Having seen Kretinga‘s sights, you can choose the second route, too. It first takes you to Raguviškiai, which is located in the picturesque valley of the Minija River. From there, it is not far to Budriai, and from there it is a quiet road to the nearby Abakai. There stands the Abakai Lourdes. It was built in 1921 by Kazimieras Navirauskas, in thanksgiving for returning alive from the First World War. A spring reputed to have healing properties flows alongside the grotto and chapel.
Abakai is located near Kartena. And it is well-known for the Kartena hill-fort. If you can believe legends, this hill-fort was built up by stubborn Samogitians who were at war with the Swedes and the Russians. Based on archaeological digs, a castle on the Kartena hill-fort was built in the 8th–9th centuries not by the Samogitians, but by the Curonians. Those who make the effort to climb to the top of the hill-fort are rewarded with a marvellous panoramic view of the Kartena vicinity.
From Kartena, the road takes you to Kūlupėnai, known for its strawberries, and next comes Nasrėnai, with the museum of the birthplace of Bishop Motiejus Valančius. An 18th century barn is preserved there. An ethnographic exhibition acquaints visitors with the housewife‘s working area, the room where a girl would sleep, a storage room for household items, and the grain storage area. In the farmhouse, you can get an idea of how Bishop Valančius himself lived. Events at the museum include readings of Samogitian texts and theatre performances, and, oddly enough, here you can see perhaps not the only, but at least one of the first sculptures in Lithuania dedicated to the humble potato.
The road winding past the museum shows you the way, past scenic Skaudaliai, and from there you have to go to Kalnalis. The Church of Saint Lawrence, where the future Bishop Valančius was baptised, is located in the small village, as is an observation tower. From Kalnalis, a cyclist-pedestrian path takes you to Imbarė hill-fort. The Curonian castle that stood there in the 10th–13th centuries was an administrative and economic centre of the land of Ceklis. How the hill-fort may have looked when buildings stood on it is visualised in the Kretinga Museum. The Imbarė castle was so important that it even competed with Apuolė castle, and the system of streets discovered in the settlement at the foot of the castle suggests that in the Middle Ages the Imbarė site had the characteristics associated with a town.
From the hill-fort, you can go toward Salantai. There, a visitor simply must see the Church of the Assumption of the Most Blessed Virgin Mary and the Salantai city park, or, put another way, manor park. Only basements remain from the manor house, but the park built in the 19th century enchants with its beauty even today.

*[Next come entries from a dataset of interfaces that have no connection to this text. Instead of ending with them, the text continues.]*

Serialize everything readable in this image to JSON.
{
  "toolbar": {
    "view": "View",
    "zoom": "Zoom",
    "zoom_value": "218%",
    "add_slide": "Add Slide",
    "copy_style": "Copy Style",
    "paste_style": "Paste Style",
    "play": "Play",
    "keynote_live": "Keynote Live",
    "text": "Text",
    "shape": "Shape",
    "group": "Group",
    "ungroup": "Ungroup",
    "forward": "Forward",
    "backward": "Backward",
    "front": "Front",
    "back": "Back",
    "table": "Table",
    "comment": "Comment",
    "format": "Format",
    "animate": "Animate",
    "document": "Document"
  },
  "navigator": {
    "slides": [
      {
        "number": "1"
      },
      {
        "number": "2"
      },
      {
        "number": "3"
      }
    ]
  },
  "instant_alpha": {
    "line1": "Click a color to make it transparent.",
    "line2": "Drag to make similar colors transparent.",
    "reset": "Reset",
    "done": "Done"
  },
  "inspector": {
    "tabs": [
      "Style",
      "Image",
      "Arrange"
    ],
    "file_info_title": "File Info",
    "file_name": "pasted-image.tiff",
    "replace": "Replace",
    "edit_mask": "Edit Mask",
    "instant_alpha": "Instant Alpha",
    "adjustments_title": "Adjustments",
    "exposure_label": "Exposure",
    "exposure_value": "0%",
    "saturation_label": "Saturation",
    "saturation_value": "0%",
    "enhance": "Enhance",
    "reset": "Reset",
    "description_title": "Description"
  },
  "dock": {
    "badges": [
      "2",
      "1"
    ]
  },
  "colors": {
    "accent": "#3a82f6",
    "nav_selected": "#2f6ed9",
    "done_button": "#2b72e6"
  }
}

The romantic-minded are drawn by the winding paths and tree-shaded benches, while nature-lovers may be drawn to a chestnut tree growing in the park, with the largest trunk in Lithuania, boasting a girth of almost 5 metres. On summer evenings, you can see bats maneuvering in the air as they hunt. The manor park is their home.